In the back office was a video crew set up to interview. They were a European based news outlet who I assumed made a much longer trip than myself.
As I handed Glenn and Bev, his cookies, which my mother likes to bake for everyone, including Chomsky, I stood in the front portion of the office. Chomsky once shared that cookies were used to get him to attend synagogue when he was ten years old and usually served as the highlight. I hope he never found this to be the case with our meetings.
His office at MIT was a museum with two desks, bookshelves containing everything from anthropology to zoology, a side annex with massive numbers of Chomsky volumes, and posters and pictures of years past. Howard Zinn quotations hanged on the wall along with a vintage Chomsky poster that announced his speech on East Timor. Throughout the office corridor were other Chomsky visuals, including personal mementos and pictures of his family members, fellow activists, and friends.
Chomsky reentered and said, “c’mon with me.” He brought me to the middle office and found the time to talk to me for nearly fifteen minutes in spite of the fact that I missed my appointment. He accepted my mother’s cookies with the classic Chomsky warm smile and he asked me how it was going with my teaching. When I asked him to sign my first edition of At War with Asia, he didn’t flinch. He personalized the book to me by name, something he insisted on doing this time.
We ended up talking about education and his Bertrand Russell lectures and John Dewey, as he ensured to prioritize my questions another time. He only asked to delay it a couple of weeks since he was swamped. But he’s always swamped. Chomsky was just being the warm, generous person that he is. That day, he still managed to reference in passing a lengthy Dewey quote:
“…. the great majority of workers have no insight into the social aims of their pursuits and no direct personal interest in them. The results actually achieved are not the ends of their actions, but only of their employers. They do what they do, not freely and intelligently, but for the sake of the wage earned. It is this fact which will make any education designed simply to give skill in such undertakings illiberal and immoral. (John Dewey, Democracy and Education)
I even made Chomsky laugh when I told him about my late uncle, who also attended Central High School in Philadelphia. My uncle experienced antisemitism in East Oak Lane and tells stories about tough Catholic kids attempting to beat him up on his walk home from school. Chomsky related to this almost identically and experienced something similar. He also recalled, “the Irish kids coming out of the Jesuit school, [that] were raving anti-Semites.” When I told him that my uncle remarked it “was especially difficult that some of them were my friends,” he laughed in sympathy.
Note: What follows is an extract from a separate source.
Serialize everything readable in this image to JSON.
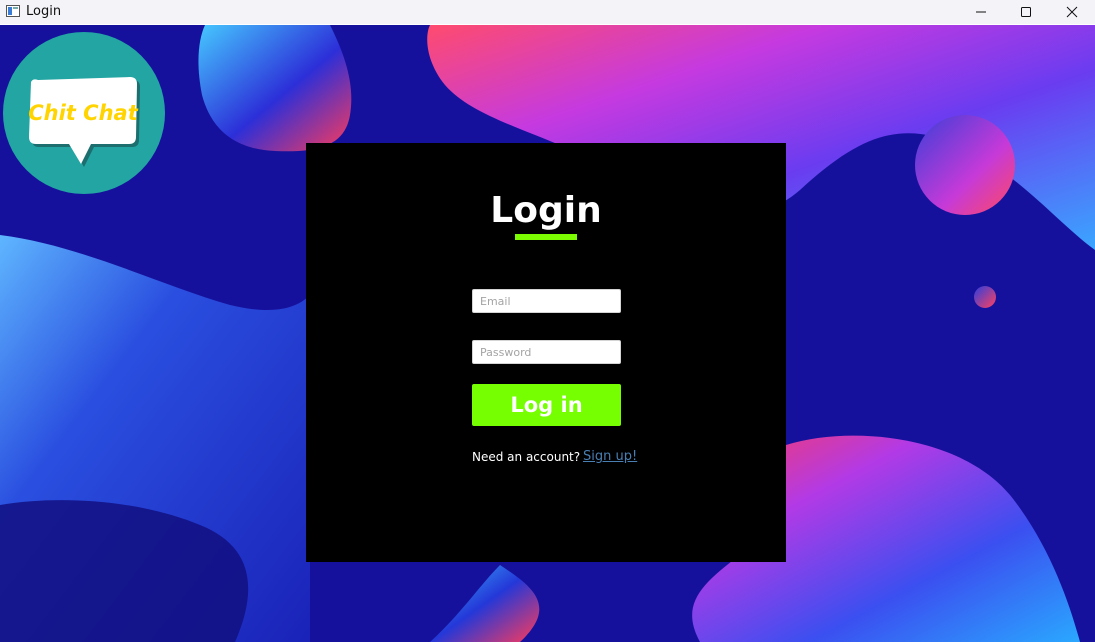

This is my short Chomsky story and tribute.
I would like to wish my friend Noam a Happy Birthday, but especially thank him for the gifts he has given to me and to the world.